REQUIRED WORK:
The records below must be output exactly, with no images carried over.

BEGIN RAW DATA

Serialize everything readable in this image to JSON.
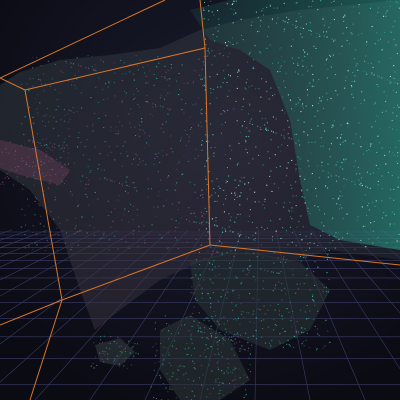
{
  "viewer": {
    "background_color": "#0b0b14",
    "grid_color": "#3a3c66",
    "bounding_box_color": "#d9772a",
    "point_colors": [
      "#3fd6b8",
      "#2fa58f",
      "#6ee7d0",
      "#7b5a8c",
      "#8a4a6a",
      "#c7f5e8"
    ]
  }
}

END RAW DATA

EXERCISE RESPONSE:
Serialize everything readable in this image to JSON.
{
  "viewer": {
    "background_color": "#0b0b14",
    "grid_color": "#3a3c66",
    "bounding_box_color": "#d9772a",
    "point_colors": [
      "#3fd6b8",
      "#2fa58f",
      "#6ee7d0",
      "#7b5a8c",
      "#8a4a6a",
      "#c7f5e8"
    ]
  }
}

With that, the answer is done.